|The Caprinae is one of the most successful bovid subfamilies,
with 35 currently recognized species found in mountainous regions across
Europe, Asia, Africa, and North America. Their success is due to a generalized
form with specializations for montane habitats, a combination which confers
flexibility within the alpine biome. The Caprinae tend to be medium-sized
ungulates, with a compact form, thick legs, a sure-footed nature, and tolerance
of extremes in temperature which occur in mountainous environments.

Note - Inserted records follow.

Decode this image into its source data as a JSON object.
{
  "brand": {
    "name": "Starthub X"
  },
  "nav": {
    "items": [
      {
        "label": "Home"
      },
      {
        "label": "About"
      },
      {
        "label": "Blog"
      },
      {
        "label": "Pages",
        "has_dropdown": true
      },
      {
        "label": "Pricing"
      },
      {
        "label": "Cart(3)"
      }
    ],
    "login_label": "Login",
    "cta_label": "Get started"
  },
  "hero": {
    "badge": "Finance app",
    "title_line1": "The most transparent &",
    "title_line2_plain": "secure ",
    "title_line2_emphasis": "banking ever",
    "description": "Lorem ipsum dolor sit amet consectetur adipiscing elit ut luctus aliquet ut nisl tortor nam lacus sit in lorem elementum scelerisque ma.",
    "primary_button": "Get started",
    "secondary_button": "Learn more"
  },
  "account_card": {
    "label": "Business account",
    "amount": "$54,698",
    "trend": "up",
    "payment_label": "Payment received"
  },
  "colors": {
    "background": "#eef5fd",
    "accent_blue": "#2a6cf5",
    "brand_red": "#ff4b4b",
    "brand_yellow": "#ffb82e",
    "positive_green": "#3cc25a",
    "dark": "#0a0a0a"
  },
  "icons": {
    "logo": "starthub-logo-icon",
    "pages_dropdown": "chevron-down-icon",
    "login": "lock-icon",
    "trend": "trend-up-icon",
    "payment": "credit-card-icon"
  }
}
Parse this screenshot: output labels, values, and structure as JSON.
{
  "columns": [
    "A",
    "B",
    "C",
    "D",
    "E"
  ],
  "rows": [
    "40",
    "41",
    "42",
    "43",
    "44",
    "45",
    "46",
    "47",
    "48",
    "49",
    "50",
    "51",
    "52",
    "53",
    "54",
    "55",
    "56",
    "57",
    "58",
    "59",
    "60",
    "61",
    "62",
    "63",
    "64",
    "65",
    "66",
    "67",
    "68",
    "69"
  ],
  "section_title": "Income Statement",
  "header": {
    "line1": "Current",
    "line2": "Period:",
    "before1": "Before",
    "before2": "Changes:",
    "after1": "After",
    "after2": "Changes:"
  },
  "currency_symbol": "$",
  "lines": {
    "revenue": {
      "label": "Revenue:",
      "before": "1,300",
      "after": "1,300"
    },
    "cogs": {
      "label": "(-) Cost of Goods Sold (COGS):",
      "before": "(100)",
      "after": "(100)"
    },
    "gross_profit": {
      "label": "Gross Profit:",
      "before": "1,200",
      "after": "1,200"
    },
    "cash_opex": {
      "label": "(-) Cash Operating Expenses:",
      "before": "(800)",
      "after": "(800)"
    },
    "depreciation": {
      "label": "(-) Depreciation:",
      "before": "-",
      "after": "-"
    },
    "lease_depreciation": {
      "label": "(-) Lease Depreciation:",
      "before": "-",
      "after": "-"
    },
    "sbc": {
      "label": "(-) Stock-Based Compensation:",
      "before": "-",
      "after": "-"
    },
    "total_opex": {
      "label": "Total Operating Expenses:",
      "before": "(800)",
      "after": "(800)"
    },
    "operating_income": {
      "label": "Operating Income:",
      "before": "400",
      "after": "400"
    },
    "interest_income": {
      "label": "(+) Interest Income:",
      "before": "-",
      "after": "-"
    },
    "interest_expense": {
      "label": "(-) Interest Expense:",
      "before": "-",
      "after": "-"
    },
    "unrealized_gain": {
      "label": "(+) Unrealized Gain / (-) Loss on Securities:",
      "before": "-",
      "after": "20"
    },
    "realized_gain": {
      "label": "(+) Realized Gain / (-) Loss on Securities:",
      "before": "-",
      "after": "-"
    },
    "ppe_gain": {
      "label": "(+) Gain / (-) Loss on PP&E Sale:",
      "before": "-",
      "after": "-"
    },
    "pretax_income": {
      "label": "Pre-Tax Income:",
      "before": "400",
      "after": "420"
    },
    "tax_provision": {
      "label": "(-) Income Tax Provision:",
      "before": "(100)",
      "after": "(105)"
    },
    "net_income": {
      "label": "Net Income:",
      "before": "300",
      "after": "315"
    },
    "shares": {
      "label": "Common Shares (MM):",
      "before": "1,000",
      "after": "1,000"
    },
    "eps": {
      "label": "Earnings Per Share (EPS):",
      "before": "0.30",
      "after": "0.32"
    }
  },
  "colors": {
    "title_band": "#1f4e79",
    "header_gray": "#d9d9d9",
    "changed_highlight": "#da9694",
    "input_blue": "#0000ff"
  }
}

The Caprinae diverged from the other Aegodontia in the early Miocene, appearing in the Eurasian fossil record 18-15 million years ago. The Caprinae were excluded from the Eurasian lowland habitats by the dominant Cervidae (deer), but were able to fill a specific niche in alpine habitats. The prevalence of mountains throughout Europe and Asia provided the perfect setting for the rapid evolution of the Caprinae during the late Miocene. The lack of alpine habitat in Africa (and the abundance of mountains in Eurasia) explains why this is the only bovid subfamily to be significantly more diverse in Eurasia than Africa.
Despite being nested deeply within the Aegodontia, the Caprinae is the only subfamily which is not seen as containing "antelope" (with the exception of the chiru or Tibetan antelope, Pantholops hodgsonii); in an attempt to correct this, some authors chose to describe the members of this subfamily as "goat antelope".

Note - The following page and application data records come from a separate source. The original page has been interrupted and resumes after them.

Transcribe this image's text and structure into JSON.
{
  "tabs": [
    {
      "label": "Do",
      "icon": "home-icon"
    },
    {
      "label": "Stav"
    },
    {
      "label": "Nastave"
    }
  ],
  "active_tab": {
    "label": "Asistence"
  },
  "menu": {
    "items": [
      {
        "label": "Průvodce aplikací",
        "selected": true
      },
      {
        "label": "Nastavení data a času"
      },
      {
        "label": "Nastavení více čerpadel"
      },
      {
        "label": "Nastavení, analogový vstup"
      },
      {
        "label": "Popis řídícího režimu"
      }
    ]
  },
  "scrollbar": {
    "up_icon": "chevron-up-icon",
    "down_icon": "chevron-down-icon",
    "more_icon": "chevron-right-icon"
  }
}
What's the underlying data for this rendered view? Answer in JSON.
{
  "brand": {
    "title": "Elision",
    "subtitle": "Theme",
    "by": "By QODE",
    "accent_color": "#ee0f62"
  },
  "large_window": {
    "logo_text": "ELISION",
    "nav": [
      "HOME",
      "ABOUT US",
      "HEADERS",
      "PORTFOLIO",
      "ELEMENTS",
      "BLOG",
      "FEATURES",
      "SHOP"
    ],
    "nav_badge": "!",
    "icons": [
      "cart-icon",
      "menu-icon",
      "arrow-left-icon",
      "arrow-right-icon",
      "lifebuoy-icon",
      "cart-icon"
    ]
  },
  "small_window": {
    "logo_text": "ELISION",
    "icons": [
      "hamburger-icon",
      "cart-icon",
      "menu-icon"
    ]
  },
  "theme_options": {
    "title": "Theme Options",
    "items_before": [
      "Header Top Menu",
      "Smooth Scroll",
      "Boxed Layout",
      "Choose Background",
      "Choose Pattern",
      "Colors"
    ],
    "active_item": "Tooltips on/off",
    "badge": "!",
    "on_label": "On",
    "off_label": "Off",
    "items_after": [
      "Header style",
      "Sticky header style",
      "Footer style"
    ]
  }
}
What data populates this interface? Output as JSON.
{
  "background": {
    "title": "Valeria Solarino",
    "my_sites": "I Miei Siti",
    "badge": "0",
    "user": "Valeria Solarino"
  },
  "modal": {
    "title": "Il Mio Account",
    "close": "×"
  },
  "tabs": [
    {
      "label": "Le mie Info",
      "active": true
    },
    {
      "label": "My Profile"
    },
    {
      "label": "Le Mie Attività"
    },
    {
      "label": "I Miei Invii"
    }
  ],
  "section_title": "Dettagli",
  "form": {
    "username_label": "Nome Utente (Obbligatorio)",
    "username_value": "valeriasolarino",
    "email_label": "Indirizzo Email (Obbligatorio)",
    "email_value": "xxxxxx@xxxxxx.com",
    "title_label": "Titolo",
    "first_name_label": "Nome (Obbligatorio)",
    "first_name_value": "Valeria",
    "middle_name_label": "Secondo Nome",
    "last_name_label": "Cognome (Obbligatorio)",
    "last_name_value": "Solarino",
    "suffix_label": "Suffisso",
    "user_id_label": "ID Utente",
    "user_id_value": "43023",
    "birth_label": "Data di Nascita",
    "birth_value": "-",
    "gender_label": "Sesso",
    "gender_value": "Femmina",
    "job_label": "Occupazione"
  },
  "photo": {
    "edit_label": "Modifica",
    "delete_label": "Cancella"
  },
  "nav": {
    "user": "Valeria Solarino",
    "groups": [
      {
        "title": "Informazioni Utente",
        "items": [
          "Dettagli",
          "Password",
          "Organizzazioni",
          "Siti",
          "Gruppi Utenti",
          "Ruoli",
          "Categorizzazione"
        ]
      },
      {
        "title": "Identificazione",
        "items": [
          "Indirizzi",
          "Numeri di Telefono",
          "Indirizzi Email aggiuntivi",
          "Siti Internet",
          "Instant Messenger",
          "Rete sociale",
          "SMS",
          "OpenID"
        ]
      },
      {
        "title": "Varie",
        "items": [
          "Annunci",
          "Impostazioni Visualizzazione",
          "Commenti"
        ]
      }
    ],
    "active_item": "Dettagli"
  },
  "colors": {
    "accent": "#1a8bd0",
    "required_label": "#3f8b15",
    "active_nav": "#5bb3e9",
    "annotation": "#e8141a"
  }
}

There are four currently recognized tribes in this subfamily:
The position of the chiru (Pantholops hodgsonii) has only recently been resolved. Formerly, this species was thought to ally closely with the saiga antelope (Saiga tatarica) in the tribe Saigini, forming a putative link between gazelles (Antilopinae) and goats (Caprinae). However, molecular testing has determined that Saiga is distinctly antelopine, while Pantholops is distinctly goat-like. Some authors consider the chiru to be distinct enough to warrant placing it in a separate subfamily, the Pantholopinae.
Generally both sexes of the Caprinae bear horns (except in the tribe Pantholopini, where they are only found in males). There is extreme sexual dimorphism in the Caprini - this is especially prevalent in the size and shape of the horns. The other tribes show very few differences between the sexes with regard to size, coloration, and horn size.
(From Hernandez-Fernandez and Vrba, 2005; Ropiquet and Hassanin, 2005)
or jump to the Caprinae Species List